With Heisman voting now underway, the question on everyone’s mind is: “Who will make it to New York as a Heisman finalist?”
There are a lot of misconceptions out there as to what constitutes a Heisman finalist, how they are determined and what it all means.
Here are some frequently asked questions about Heisman finalists, with some answers.
1. What is a Heisman finalist?
A Heisman finalist is an active college football player who receives an invitation to attend the annual Heisman ceremony held in New York City each December. Whether that player shows up or not, he is considered a finalist.
2. Has there always been Heisman finalists?
No. Prior to 1982, only the winner of the Heisman was invited to New York, so there was no such thing as a ‘Heisman finalist’. Starting in 1982, multiple candidates were invited to take part in the live TV show that accompanied the announcement of the winner. Herschel Walker, John Elway and Eric Dickerson were the first Heisman finalists, though Elway did not attend that year’s event.
There has been 138 finalists since that 1982 ceremony, for a grand total of 141.
3. How many finalists are there every year?
It varies. There will always be at least three finalists invited in a given year, though the total did rise to as high as eight invitees in 1989 (though only four actually attended). Since 1982, the most common total to have been invited is five (11 times), followed by four (10 times) and three (nine times). In 1994 and 2013, there were six finalists invited to the ceremony. To date, there has never been more than six finalists to actually attend a ceremony.
4. So what happened in 1989?
This was a bit of an anomaly that occurred before all the standards for selecting finalists were sorted out . The eventual winner, Andre Ware, was not able to attend the ceremony because he had a game that day. He was on a live satellite feed from Houston when he was announced as the winner of the trophy. Anthony Thompson of Indiana, Major Harris of West Virginia, Tony Rice of Notre Dame and Darian Hagan of Colorado were all in attendance in New York, while Dee Dowis of Air Force, Emmitt Smith of Florida and Blair Thomas of Penn State did not attend the ceremony. Technically, however, they were all finalists.
5. How are the finalists determined?

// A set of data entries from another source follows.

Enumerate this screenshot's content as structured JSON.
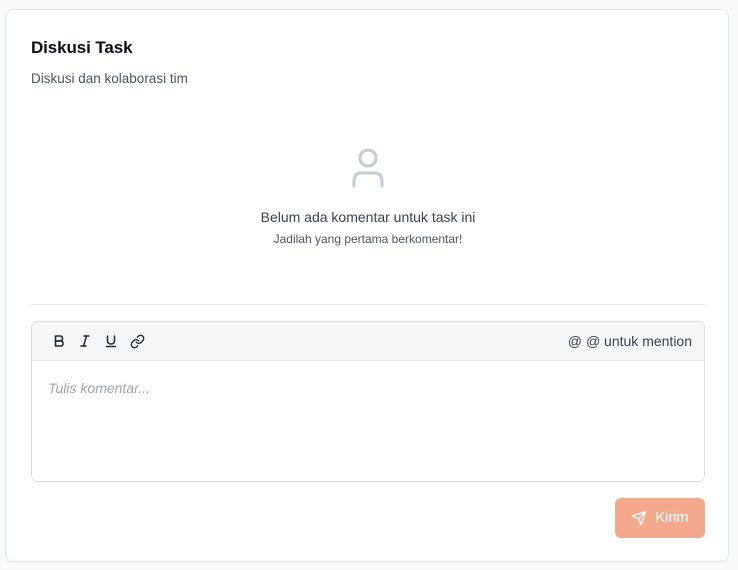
{
  "header": {
    "title": "Diskusi Task",
    "subtitle": "Diskusi dan kolaborasi tim"
  },
  "empty_state": {
    "icon": "user-icon",
    "message": "Belum ada komentar untuk task ini",
    "hint": "Jadilah yang pertama berkomentar!"
  },
  "editor": {
    "toolbar": {
      "bold_label": "B",
      "italic_label": "I",
      "underline_label": "U",
      "link_icon": "link-icon",
      "mention_symbol": "@",
      "mention_hint": "@ untuk mention"
    },
    "placeholder": "Tulis komentar...",
    "value": ""
  },
  "actions": {
    "send_label": "Kirim",
    "send_icon": "send-icon"
  },
  "colors": {
    "accent_disabled": "#f4a98c",
    "border": "#e5e7eb",
    "toolbar_bg": "#f6f7f9"
  }
}
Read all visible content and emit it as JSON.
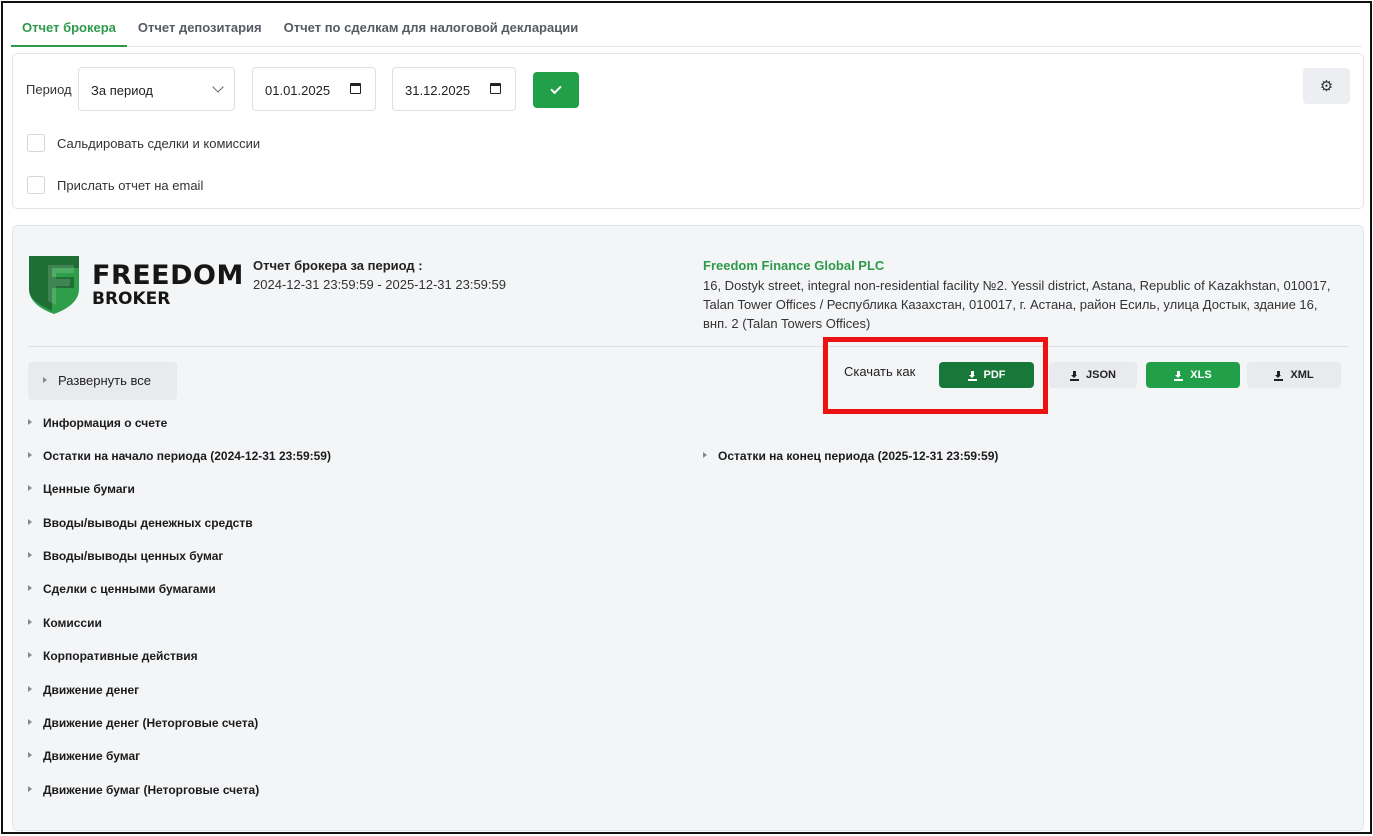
{
  "tabs": [
    {
      "label": "Отчет брокера",
      "active": true
    },
    {
      "label": "Отчет депозитария",
      "active": false
    },
    {
      "label": "Отчет по сделкам для налоговой декларации",
      "active": false
    }
  ],
  "filter": {
    "period_label": "Период",
    "period_select": "За период",
    "date_from": "01.01.2025",
    "date_to": "31.12.2025",
    "checkbox_netting": "Сальдировать сделки и комиссии",
    "checkbox_email": "Прислать отчет на email"
  },
  "report": {
    "logo_line1": "FREEDOM",
    "logo_line2": "BROKER",
    "period_title": "Отчет брокера за период :",
    "period_value": "2024-12-31 23:59:59 - 2025-12-31 23:59:59",
    "company_name": "Freedom Finance Global PLC",
    "company_address": "16, Dostyk street, integral non-residential facility №2. Yessil district, Astana, Republic of Kazakhstan, 010017, Talan Tower Offices / Республика Казахстан, 010017, г. Астана, район Есиль, улица Достык, здание 16, внп. 2 (Talan Towers Offices)",
    "expand_all": "Развернуть все",
    "download_label": "Скачать как",
    "download_buttons": {
      "pdf": "PDF",
      "json": "JSON",
      "xls": "XLS",
      "xml": "XML"
    },
    "sections_left": [
      "Информация о счете",
      "Остатки на начало периода (2024-12-31 23:59:59)",
      "Ценные бумаги",
      "Вводы/выводы денежных средств",
      "Вводы/выводы ценных бумаг",
      "Сделки с ценными бумагами",
      "Комиссии",
      "Корпоративные действия",
      "Движение денег",
      "Движение денег (Неторговые счета)",
      "Движение бумаг",
      "Движение бумаг (Неторговые счета)"
    ],
    "section_right": "Остатки на конец периода (2025-12-31 23:59:59)"
  },
  "colors": {
    "brand_green": "#22a049",
    "pdf_button": "#17783a",
    "highlight": "#ee1111"
  },
  "icons": [
    "chevron-down-icon",
    "calendar-icon",
    "check-icon",
    "gears-icon",
    "download-icon",
    "caret-right-icon"
  ]
}
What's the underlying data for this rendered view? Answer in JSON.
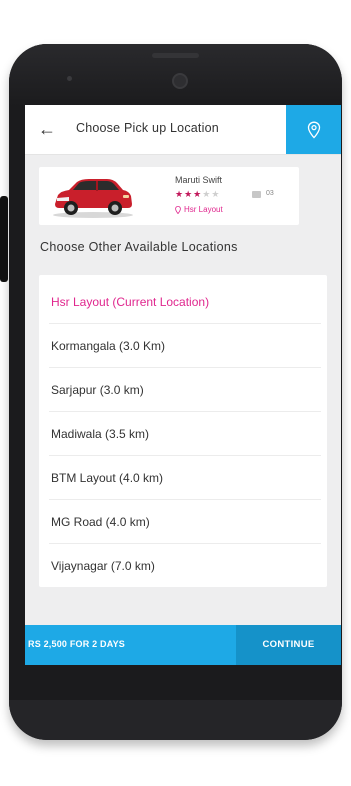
{
  "header": {
    "title": "Choose Pick up Location",
    "back_icon": "arrow-left-icon",
    "location_icon": "map-pin-icon"
  },
  "car": {
    "name": "Maruti Swift",
    "rating": 3,
    "max_rating": 5,
    "seats": "03",
    "location": "Hsr Layout",
    "image_icon": "red-hatchback-car"
  },
  "section": {
    "title": "Choose Other Available Locations"
  },
  "locations": [
    {
      "label": "Hsr Layout (Current Location)",
      "current": true
    },
    {
      "label": "Kormangala (3.0 Km)",
      "current": false
    },
    {
      "label": "Sarjapur (3.0 km)",
      "current": false
    },
    {
      "label": "Madiwala (3.5 km)",
      "current": false
    },
    {
      "label": "BTM Layout (4.0 km)",
      "current": false
    },
    {
      "label": "MG Road (4.0 km)",
      "current": false
    },
    {
      "label": "Vijaynagar (7.0 km)",
      "current": false
    }
  ],
  "footer": {
    "price_label": "RS 2,500 FOR 2 DAYS",
    "continue_label": "CONTINUE"
  },
  "colors": {
    "accent_blue": "#1ea9e6",
    "accent_blue_dark": "#1592c9",
    "accent_pink": "#e0278e",
    "star_color": "#c2185b"
  }
}
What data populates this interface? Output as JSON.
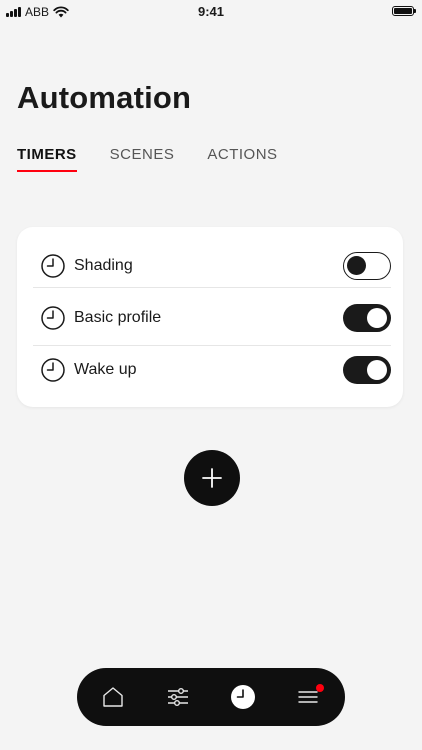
{
  "status_bar": {
    "carrier": "ABB",
    "time": "9:41",
    "battery_level": 1.0
  },
  "page": {
    "title": "Automation"
  },
  "tabs": [
    {
      "label": "TIMERS",
      "active": true
    },
    {
      "label": "SCENES",
      "active": false
    },
    {
      "label": "ACTIONS",
      "active": false
    }
  ],
  "timers": [
    {
      "name": "Shading",
      "icon": "clock-icon",
      "enabled": false
    },
    {
      "name": "Basic profile",
      "icon": "clock-icon",
      "enabled": true
    },
    {
      "name": "Wake up",
      "icon": "clock-icon",
      "enabled": true
    }
  ],
  "fab": {
    "icon": "plus-icon"
  },
  "bottom_nav": {
    "items": [
      {
        "icon": "home-icon",
        "active": false
      },
      {
        "icon": "sliders-icon",
        "active": false
      },
      {
        "icon": "clock-icon",
        "active": true
      },
      {
        "icon": "menu-icon",
        "active": false,
        "notification": true
      }
    ]
  },
  "colors": {
    "background": "#f4f4f4",
    "card": "#ffffff",
    "accent_red": "#ff000f",
    "dark": "#0f0f0f"
  }
}
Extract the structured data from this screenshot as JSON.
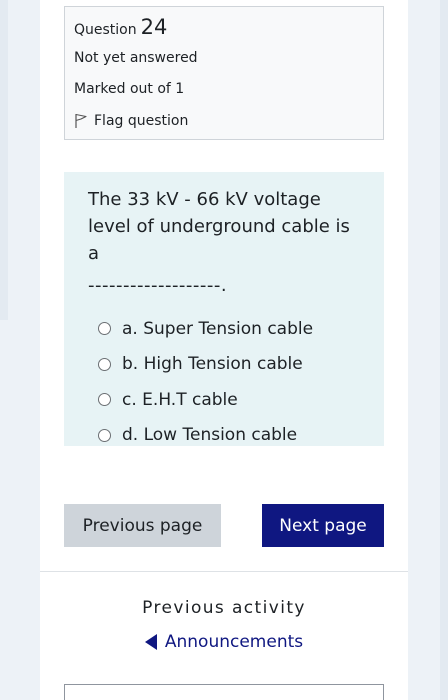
{
  "question_info": {
    "label": "Question",
    "number": "24",
    "status": "Not yet answered",
    "marks": "Marked out of 1",
    "flag_label": "Flag question"
  },
  "question": {
    "text": "The 33 kV - 66 kV voltage level of underground cable is a",
    "blank": "-------------------.",
    "answers": [
      {
        "letter": "a.",
        "text": "Super Tension cable"
      },
      {
        "letter": "b.",
        "text": "High Tension cable"
      },
      {
        "letter": "c.",
        "text": "E.H.T cable"
      },
      {
        "letter": "d.",
        "text": "Low Tension cable"
      }
    ]
  },
  "navigation": {
    "previous_label": "Previous page",
    "next_label": "Next page"
  },
  "activity_nav": {
    "previous_activity_label": "Previous activity",
    "previous_activity_link": "Announcements"
  },
  "colors": {
    "accent": "#0f1781",
    "question_bg": "#e7f3f5",
    "info_bg": "#f8f9fa",
    "secondary_button": "#ced4da"
  }
}
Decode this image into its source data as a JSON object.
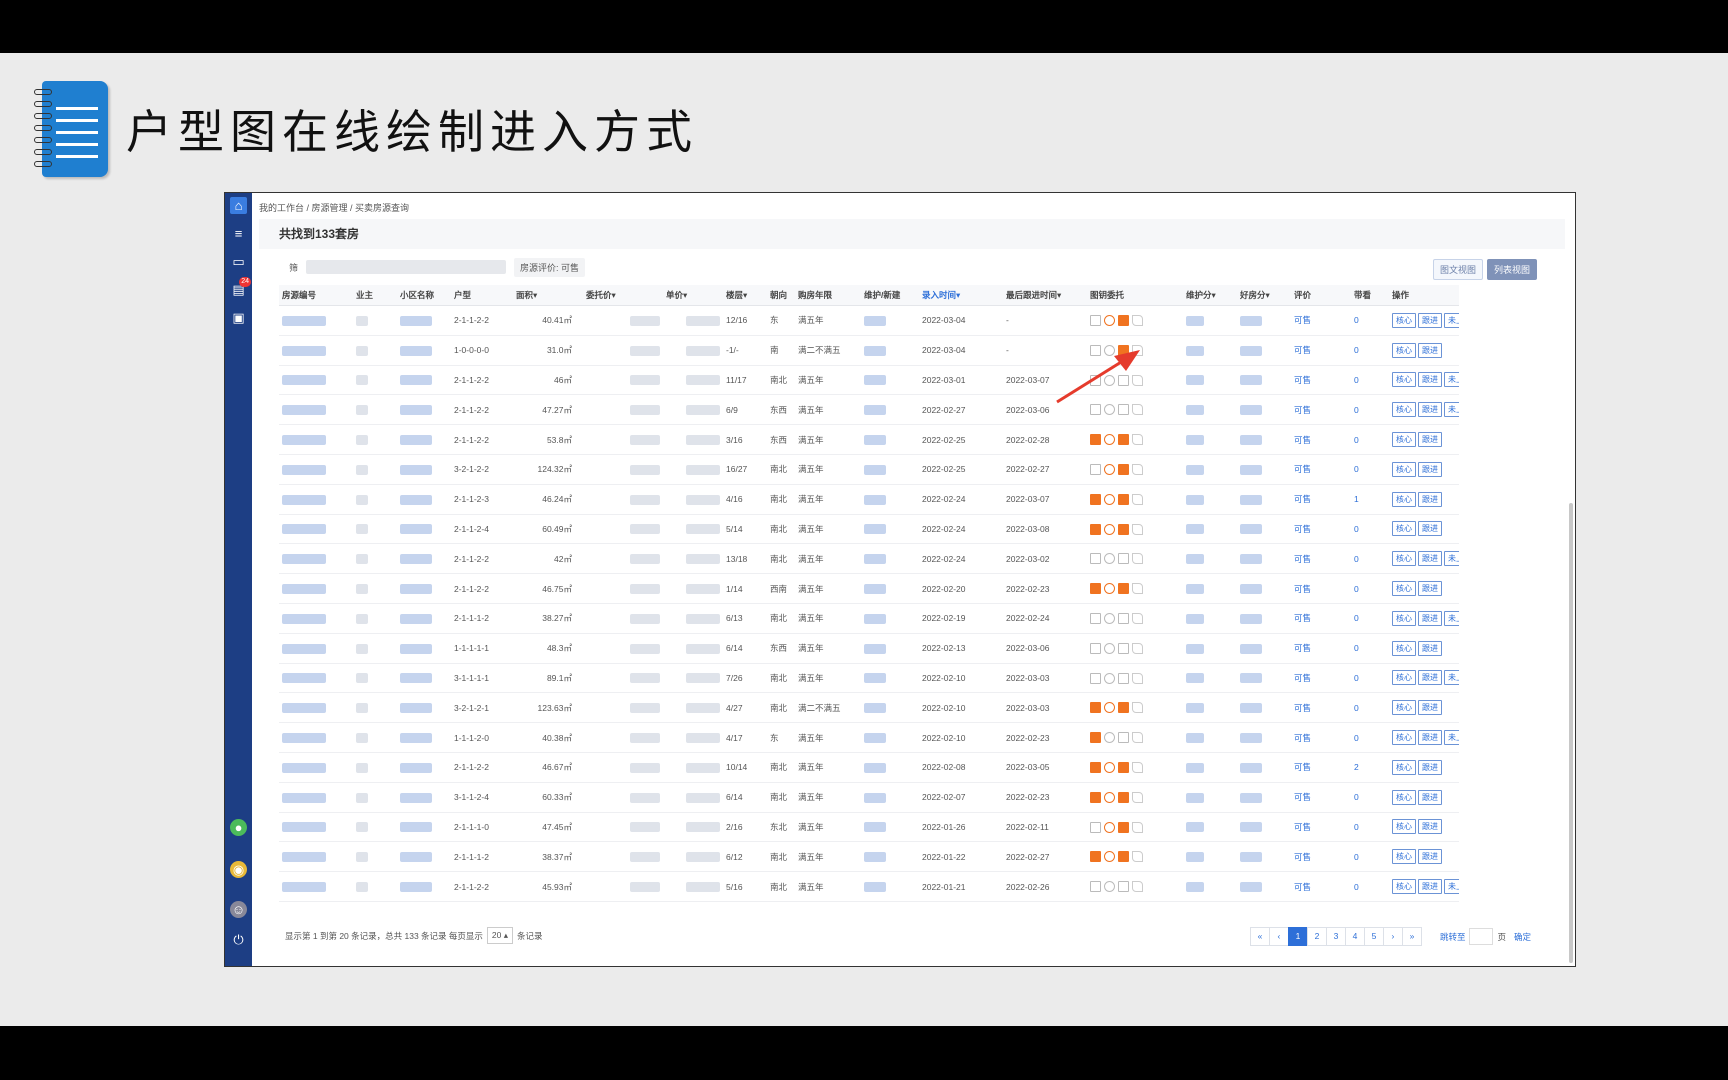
{
  "slide_title": "户型图在线绘制进入方式",
  "app": {
    "breadcrumb": "我的工作台 / 房源管理 / 买卖房源查询",
    "found_text": "共找到133套房",
    "filter_prefix": "筛",
    "filter_chip": "房源评价: 可售",
    "view_buttons": [
      "图文视图",
      "列表视图"
    ],
    "notification_count": "24",
    "columns": [
      "房源编号",
      "业主",
      "小区名称",
      "户型",
      "面积▾",
      "委托价▾",
      "单价▾",
      "楼层▾",
      "朝向",
      "购房年限",
      "维护/新建",
      "录入时间▾",
      "最后跟进时间▾",
      "图钥委托",
      "维护分▾",
      "好房分▾",
      "评价",
      "带看",
      "操作"
    ],
    "rows": [
      {
        "type": "2-1-1-2-2",
        "area": "40.41㎡",
        "floor": "12/16",
        "dir": "东",
        "years": "满五年",
        "entry": "2022-03-04",
        "follow": "-",
        "eval": "可售",
        "views": "0",
        "cam": false,
        "key": true,
        "doc": true,
        "shelf": true
      },
      {
        "type": "1-0-0-0-0",
        "area": "31.0㎡",
        "floor": "-1/-",
        "dir": "南",
        "years": "满二不满五",
        "entry": "2022-03-04",
        "follow": "-",
        "eval": "可售",
        "views": "0",
        "cam": false,
        "key": false,
        "doc": true,
        "shelf": false
      },
      {
        "type": "2-1-1-2-2",
        "area": "46㎡",
        "floor": "11/17",
        "dir": "南北",
        "years": "满五年",
        "entry": "2022-03-01",
        "follow": "2022-03-07",
        "eval": "可售",
        "views": "0",
        "cam": false,
        "key": false,
        "doc": false,
        "shelf": true
      },
      {
        "type": "2-1-1-2-2",
        "area": "47.27㎡",
        "floor": "6/9",
        "dir": "东西",
        "years": "满五年",
        "entry": "2022-02-27",
        "follow": "2022-03-06",
        "eval": "可售",
        "views": "0",
        "cam": false,
        "key": false,
        "doc": false,
        "shelf": true
      },
      {
        "type": "2-1-1-2-2",
        "area": "53.8㎡",
        "floor": "3/16",
        "dir": "东西",
        "years": "满五年",
        "entry": "2022-02-25",
        "follow": "2022-02-28",
        "eval": "可售",
        "views": "0",
        "cam": true,
        "key": true,
        "doc": true,
        "shelf": false
      },
      {
        "type": "3-2-1-2-2",
        "area": "124.32㎡",
        "floor": "16/27",
        "dir": "南北",
        "years": "满五年",
        "entry": "2022-02-25",
        "follow": "2022-02-27",
        "eval": "可售",
        "views": "0",
        "cam": false,
        "key": true,
        "doc": true,
        "shelf": false
      },
      {
        "type": "2-1-1-2-3",
        "area": "46.24㎡",
        "floor": "4/16",
        "dir": "南北",
        "years": "满五年",
        "entry": "2022-02-24",
        "follow": "2022-03-07",
        "eval": "可售",
        "views": "1",
        "cam": true,
        "key": true,
        "doc": true,
        "shelf": false
      },
      {
        "type": "2-1-1-2-4",
        "area": "60.49㎡",
        "floor": "5/14",
        "dir": "南北",
        "years": "满五年",
        "entry": "2022-02-24",
        "follow": "2022-03-08",
        "eval": "可售",
        "views": "0",
        "cam": true,
        "key": true,
        "doc": true,
        "shelf": false
      },
      {
        "type": "2-1-1-2-2",
        "area": "42㎡",
        "floor": "13/18",
        "dir": "南北",
        "years": "满五年",
        "entry": "2022-02-24",
        "follow": "2022-03-02",
        "eval": "可售",
        "views": "0",
        "cam": false,
        "key": false,
        "doc": false,
        "shelf": true
      },
      {
        "type": "2-1-1-2-2",
        "area": "46.75㎡",
        "floor": "1/14",
        "dir": "西南",
        "years": "满五年",
        "entry": "2022-02-20",
        "follow": "2022-02-23",
        "eval": "可售",
        "views": "0",
        "cam": true,
        "key": true,
        "doc": true,
        "shelf": false
      },
      {
        "type": "2-1-1-1-2",
        "area": "38.27㎡",
        "floor": "6/13",
        "dir": "南北",
        "years": "满五年",
        "entry": "2022-02-19",
        "follow": "2022-02-24",
        "eval": "可售",
        "views": "0",
        "cam": false,
        "key": false,
        "doc": false,
        "shelf": true
      },
      {
        "type": "1-1-1-1-1",
        "area": "48.3㎡",
        "floor": "6/14",
        "dir": "东西",
        "years": "满五年",
        "entry": "2022-02-13",
        "follow": "2022-03-06",
        "eval": "可售",
        "views": "0",
        "cam": false,
        "key": false,
        "doc": false,
        "shelf": false
      },
      {
        "type": "3-1-1-1-1",
        "area": "89.1㎡",
        "floor": "7/26",
        "dir": "南北",
        "years": "满五年",
        "entry": "2022-02-10",
        "follow": "2022-03-03",
        "eval": "可售",
        "views": "0",
        "cam": false,
        "key": false,
        "doc": false,
        "shelf": true
      },
      {
        "type": "3-2-1-2-1",
        "area": "123.63㎡",
        "floor": "4/27",
        "dir": "南北",
        "years": "满二不满五",
        "entry": "2022-02-10",
        "follow": "2022-03-03",
        "eval": "可售",
        "views": "0",
        "cam": true,
        "key": true,
        "doc": true,
        "shelf": false
      },
      {
        "type": "1-1-1-2-0",
        "area": "40.38㎡",
        "floor": "4/17",
        "dir": "东",
        "years": "满五年",
        "entry": "2022-02-10",
        "follow": "2022-02-23",
        "eval": "可售",
        "views": "0",
        "cam": true,
        "key": false,
        "doc": false,
        "shelf": true
      },
      {
        "type": "2-1-1-2-2",
        "area": "46.67㎡",
        "floor": "10/14",
        "dir": "南北",
        "years": "满五年",
        "entry": "2022-02-08",
        "follow": "2022-03-05",
        "eval": "可售",
        "views": "2",
        "cam": true,
        "key": true,
        "doc": true,
        "shelf": false
      },
      {
        "type": "3-1-1-2-4",
        "area": "60.33㎡",
        "floor": "6/14",
        "dir": "南北",
        "years": "满五年",
        "entry": "2022-02-07",
        "follow": "2022-02-23",
        "eval": "可售",
        "views": "0",
        "cam": true,
        "key": true,
        "doc": true,
        "shelf": false
      },
      {
        "type": "2-1-1-1-0",
        "area": "47.45㎡",
        "floor": "2/16",
        "dir": "东北",
        "years": "满五年",
        "entry": "2022-01-26",
        "follow": "2022-02-11",
        "eval": "可售",
        "views": "0",
        "cam": false,
        "key": true,
        "doc": true,
        "shelf": false
      },
      {
        "type": "2-1-1-1-2",
        "area": "38.37㎡",
        "floor": "6/12",
        "dir": "南北",
        "years": "满五年",
        "entry": "2022-01-22",
        "follow": "2022-02-27",
        "eval": "可售",
        "views": "0",
        "cam": true,
        "key": true,
        "doc": true,
        "shelf": false
      },
      {
        "type": "2-1-1-2-2",
        "area": "45.93㎡",
        "floor": "5/16",
        "dir": "南北",
        "years": "满五年",
        "entry": "2022-01-21",
        "follow": "2022-02-26",
        "eval": "可售",
        "views": "0",
        "cam": false,
        "key": false,
        "doc": false,
        "shelf": true
      }
    ],
    "op_labels": {
      "core": "核心",
      "follow": "跟进",
      "shelf": "未上架"
    },
    "footer": {
      "prefix": "显示第 1 到第 20 条记录，总共 133 条记录 每页显示",
      "page_size": "20 ▴",
      "suffix": "条记录"
    },
    "pager": {
      "pages": [
        "«",
        "‹",
        "1",
        "2",
        "3",
        "4",
        "5",
        "›",
        "»"
      ],
      "active": "1",
      "jump_label": "跳转至",
      "page_unit": "页",
      "confirm": "确定"
    }
  },
  "colors": {
    "sidebar": "#1d3e84",
    "accent": "#2d6fd8",
    "arrow": "#e53b2c",
    "orange_icon": "#f07320"
  }
}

This is one of the most misunderstood parts of the Heisman process. You will often hear media or fans complain that a certain player was snubbed by not being invited to the Heisman ceremony. But the finalists are not determined arbitrarily. Starting from the understanding that there will always be a minimum of three finalists, whether or not more will be invited is determined by how close the fourth-place finisher’s point total is to that of the third place finisher’s, how close the fifth-place finisher’s is to that of the fourth-place finisher’s and so on.
In the 2008 Heisman vote, for instance, Florida’s Tim Tebow finsihed third with 1,575 points. The fourth-place finisher, Graham Harrell of Texas Tech, totaled 213 points. Because of the huge gap between those totals, Harrell was not invited to the ceremony, which featured just three finalists. In 2010, Kellen Moore’s fourth place finish of 635 points brought him much closer to LaMichael James’ third-place finish of 916, so Moore was included as one of the four finalists. The fifth-place finisher in 2010, Justin Blackmon of Oklahoma State, had just 105 points. There was a clear demarcation of support between him and Moore, so the finalists were capped at four.
In other words, the closeness of the point totals determines the final number of finalists. Where major gaps exist, that’s where you get a cutoff.
6. Which schools have had the most Heisman finalists?
Since 1982, here are the schools that have had the most players invited to New York for the Heisman ceremony:
Miami — 9
Florida — 7
Alabama, Oklahoma — 6
BYU, Notre Dame, Penn State, USC — 5
Florida State, Michigan, Nebraska, Ohio State, Stanford, Texas — 4
If you combine the finalists by school since 1982 with Heismans won prior to that year (since it can be argued that a Heisman winner before 1982 is still a finalist), you get the following tally:
Notre Dame — 12
Miami, Ohio State, Oklahoma, USC — 11
Florida — 10
Alabama, Florida State, Michigan, Nebraska — 7
BYU, Penn State, Texas — 6
7. What conferences have had the most Heisman finalists?
(Based on current conference configuration, since 1982)
Big Ten — 28
SEC — 28
ACC — 22
Pac-12 — 21
Big 12 — 19
Independent — 10
MWC — 4
AAC — 4
CUSA — 2
1-AA programs — 2
MAC — 1
8. When are the finalists chosen?
Lately, the announcement of the finalists has become its own special event. It will be no different this year, as the announcement will come on ESPN on Monday, Dec. 7, at 6 p.m. ET, just an hour after all 2015 Heisman ballots are due.
How many will there be? Three? Six?